“People move here for the good life and then you get sucked into Sin City,” Smallwood said. “It is Las Vegas. You start at the penny machine, move up to the nickel machine, then you’re off to the quarter machine and then you’re on to the dollar machine, then you’re spending the rent and it just goes up like that.”
Discount Firearms and Ammo, a gun shop and range in Las Vegas, experienced a suicide about five years ago, operations manager Ron Reyes said.
A suicide will happen at any range if it has been open long enough, Reyes said. Ranges see more red flags and have more ability to stop suicidal customers if they are renting guns, as opposed to bringing their own. But gun ranges hire gun safety officers to provide oversight on the range, spot customers acting irregularly and prevent any incidents, he said.
“It’s a sad instance when it happens to anybody and when it’s as close as within our doors,” Reyes said. “The range officers, where that’s their daily work area, every time they pass by that lane they know something that other people don’t.”

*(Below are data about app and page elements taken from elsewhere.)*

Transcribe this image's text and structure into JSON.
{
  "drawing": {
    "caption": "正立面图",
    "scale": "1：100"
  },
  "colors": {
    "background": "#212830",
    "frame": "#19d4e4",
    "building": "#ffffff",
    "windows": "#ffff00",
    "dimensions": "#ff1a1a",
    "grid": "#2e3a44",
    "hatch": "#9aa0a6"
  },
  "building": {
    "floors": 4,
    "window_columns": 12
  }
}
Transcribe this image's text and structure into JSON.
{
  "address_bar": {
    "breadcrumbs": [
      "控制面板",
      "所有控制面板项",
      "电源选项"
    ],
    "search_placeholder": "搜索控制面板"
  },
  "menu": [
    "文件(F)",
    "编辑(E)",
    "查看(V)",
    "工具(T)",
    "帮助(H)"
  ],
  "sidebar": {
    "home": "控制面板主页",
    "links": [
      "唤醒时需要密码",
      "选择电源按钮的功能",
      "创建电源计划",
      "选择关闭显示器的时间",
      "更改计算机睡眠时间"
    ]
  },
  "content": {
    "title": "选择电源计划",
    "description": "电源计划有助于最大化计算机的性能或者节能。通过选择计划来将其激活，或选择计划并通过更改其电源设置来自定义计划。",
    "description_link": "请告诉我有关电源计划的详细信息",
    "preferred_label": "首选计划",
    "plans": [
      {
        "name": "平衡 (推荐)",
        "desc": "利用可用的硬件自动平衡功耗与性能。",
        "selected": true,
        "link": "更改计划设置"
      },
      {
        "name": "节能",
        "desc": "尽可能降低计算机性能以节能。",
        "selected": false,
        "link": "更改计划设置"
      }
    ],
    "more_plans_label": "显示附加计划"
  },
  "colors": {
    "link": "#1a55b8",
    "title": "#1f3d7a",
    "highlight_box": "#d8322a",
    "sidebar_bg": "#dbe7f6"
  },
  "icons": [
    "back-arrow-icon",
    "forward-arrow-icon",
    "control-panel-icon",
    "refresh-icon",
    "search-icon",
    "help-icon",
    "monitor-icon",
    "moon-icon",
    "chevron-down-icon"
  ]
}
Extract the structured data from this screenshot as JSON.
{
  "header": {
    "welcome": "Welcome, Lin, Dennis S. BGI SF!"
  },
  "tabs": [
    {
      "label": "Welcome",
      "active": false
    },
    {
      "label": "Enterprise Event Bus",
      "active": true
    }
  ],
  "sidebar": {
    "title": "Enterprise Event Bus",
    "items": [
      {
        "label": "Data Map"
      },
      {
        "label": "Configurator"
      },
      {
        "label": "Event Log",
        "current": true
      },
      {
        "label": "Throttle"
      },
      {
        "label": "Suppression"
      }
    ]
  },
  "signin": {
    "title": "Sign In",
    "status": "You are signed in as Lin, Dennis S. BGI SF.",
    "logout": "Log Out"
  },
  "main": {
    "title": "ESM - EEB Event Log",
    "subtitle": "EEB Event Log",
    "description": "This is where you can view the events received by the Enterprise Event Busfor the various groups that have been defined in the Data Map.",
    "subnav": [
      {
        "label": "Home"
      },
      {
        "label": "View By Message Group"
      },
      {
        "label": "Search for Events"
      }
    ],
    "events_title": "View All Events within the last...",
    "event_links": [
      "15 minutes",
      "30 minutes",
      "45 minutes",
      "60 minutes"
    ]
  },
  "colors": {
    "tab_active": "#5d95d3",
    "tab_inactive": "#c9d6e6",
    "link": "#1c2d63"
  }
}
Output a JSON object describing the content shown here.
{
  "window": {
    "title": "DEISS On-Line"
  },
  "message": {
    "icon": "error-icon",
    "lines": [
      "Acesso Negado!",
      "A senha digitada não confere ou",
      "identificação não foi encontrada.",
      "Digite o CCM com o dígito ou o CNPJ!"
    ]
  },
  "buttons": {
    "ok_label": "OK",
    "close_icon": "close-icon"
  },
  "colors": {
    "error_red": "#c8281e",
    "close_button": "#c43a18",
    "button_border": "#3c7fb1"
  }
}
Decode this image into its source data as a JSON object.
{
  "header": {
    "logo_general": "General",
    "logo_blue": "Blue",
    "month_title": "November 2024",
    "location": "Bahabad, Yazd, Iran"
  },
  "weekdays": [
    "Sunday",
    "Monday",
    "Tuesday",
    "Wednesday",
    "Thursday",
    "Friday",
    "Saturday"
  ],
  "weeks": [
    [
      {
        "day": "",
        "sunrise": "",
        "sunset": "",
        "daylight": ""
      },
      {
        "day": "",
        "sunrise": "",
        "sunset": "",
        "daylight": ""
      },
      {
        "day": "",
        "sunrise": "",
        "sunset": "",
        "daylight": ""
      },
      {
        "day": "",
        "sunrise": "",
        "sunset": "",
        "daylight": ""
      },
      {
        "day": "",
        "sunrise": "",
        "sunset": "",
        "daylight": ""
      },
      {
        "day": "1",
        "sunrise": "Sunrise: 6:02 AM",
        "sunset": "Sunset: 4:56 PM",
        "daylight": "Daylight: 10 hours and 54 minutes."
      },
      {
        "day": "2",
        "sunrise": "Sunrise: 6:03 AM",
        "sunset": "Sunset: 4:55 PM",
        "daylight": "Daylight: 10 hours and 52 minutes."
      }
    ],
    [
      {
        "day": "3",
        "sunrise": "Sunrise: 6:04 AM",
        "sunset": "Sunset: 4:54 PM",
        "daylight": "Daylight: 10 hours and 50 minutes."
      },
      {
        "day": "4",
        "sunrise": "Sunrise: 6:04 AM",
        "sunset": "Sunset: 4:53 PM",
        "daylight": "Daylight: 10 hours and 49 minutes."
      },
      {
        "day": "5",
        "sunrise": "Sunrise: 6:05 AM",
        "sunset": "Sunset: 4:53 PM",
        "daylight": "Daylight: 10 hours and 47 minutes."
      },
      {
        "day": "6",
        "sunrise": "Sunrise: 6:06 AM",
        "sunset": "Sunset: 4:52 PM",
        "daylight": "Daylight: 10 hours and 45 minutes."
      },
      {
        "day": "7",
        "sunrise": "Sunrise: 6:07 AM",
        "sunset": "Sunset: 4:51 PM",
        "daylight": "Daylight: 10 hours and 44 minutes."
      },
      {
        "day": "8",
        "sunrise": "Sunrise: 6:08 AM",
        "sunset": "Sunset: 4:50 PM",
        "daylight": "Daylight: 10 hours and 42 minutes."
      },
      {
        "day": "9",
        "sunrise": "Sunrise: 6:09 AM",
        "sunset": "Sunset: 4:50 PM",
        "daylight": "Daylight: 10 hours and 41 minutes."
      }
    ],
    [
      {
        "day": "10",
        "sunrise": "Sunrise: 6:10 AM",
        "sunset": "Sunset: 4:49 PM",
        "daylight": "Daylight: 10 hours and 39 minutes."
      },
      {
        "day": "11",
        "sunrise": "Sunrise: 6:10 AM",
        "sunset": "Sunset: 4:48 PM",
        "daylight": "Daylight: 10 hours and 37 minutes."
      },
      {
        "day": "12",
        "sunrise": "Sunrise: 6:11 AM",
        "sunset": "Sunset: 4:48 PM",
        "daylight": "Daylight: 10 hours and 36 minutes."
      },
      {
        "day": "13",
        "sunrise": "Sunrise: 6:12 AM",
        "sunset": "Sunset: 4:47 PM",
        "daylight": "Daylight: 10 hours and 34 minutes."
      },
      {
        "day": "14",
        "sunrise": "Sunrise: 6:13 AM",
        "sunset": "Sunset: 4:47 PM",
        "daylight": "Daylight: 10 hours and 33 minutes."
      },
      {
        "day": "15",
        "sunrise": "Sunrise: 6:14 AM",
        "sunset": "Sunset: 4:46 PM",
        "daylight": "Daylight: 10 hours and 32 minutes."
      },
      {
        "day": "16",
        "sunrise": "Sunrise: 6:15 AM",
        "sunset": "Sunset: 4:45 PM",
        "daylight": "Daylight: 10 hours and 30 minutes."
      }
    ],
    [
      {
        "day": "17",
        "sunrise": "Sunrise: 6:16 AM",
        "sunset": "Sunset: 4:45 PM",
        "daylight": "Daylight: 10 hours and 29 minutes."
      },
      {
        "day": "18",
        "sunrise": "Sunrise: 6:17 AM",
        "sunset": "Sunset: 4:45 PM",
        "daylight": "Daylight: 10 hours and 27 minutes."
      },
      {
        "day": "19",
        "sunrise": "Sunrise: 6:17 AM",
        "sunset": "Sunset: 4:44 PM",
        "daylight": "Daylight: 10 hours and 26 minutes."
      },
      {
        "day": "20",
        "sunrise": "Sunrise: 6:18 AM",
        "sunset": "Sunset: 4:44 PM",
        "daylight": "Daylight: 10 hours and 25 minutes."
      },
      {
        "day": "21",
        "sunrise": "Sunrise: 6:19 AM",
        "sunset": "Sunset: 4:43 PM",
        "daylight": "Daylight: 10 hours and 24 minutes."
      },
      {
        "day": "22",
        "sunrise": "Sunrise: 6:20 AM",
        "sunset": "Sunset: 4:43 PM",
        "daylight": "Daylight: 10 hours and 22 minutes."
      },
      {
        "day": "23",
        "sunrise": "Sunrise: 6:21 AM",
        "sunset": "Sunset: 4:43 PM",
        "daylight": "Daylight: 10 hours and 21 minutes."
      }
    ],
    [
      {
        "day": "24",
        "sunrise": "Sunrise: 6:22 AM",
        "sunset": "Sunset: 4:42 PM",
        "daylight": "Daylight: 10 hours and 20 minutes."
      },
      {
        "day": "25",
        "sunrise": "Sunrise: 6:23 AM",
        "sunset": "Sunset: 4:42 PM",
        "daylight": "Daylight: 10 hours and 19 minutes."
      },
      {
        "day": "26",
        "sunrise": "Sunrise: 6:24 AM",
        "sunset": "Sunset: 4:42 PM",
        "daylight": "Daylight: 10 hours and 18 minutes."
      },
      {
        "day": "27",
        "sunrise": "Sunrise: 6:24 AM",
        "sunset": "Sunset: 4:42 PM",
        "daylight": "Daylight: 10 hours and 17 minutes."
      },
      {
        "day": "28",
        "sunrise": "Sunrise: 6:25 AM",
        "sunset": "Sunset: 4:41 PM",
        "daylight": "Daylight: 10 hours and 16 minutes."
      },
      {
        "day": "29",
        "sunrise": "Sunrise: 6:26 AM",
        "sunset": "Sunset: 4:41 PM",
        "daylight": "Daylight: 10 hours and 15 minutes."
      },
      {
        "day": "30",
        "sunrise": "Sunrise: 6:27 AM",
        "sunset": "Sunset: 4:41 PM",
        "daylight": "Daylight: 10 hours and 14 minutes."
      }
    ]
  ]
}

Politicians told Linda Flatt, who helped create the Nevada Office of Suicide Prevention and was a former suicide prevention trainer, not to bring up guns or gun safety from the beginning of her crusade for suicide prevention resources in Nevada.
Before the office was created in 2003, Sen. Ann O’Connell, R-Las Vegas, who sponsored legislation Flatt worked on, told her any mention of gun safety or gun control paired with suicide prevention talk would kill any progress for help to curb suicides.
Now, Flatt is amazed the office and its director, Richard Egan, are addressing it.
After her 25-year-old son, Paul Tillander, committed suicide in 1993, Flatt was adamant in thinking suicides were unpreventable. More than a decade later, she’s convinced the creation of the Office of Suicide Prevention and its work have helped decrease the high rate of suicide in the state.
Nevada had the highest rate of suicides and firearm suicides among all states in 1999, and was still in the top five for both in 2003 before the office was created, according to data gathered from the CDC. Flatt attributed high suicide rates to high gun ownership in the state and large rural areas with feelings of isolation and a go-it-alone mentality among residents.
By 2012, Nevada ranked 15th for firearm suicides, the News21 analysis shows. Flatt believes her work and that of her colleagues in her former office is the main cause of the drop over the years.
“I decided I was not going to be destroyed by this,” Flatt said of her son’s suicide. “There was only going to be one death, and that was his.”
Carmen Forman is an Ethics and Excellence in Journalism Foundation News21 Fellow.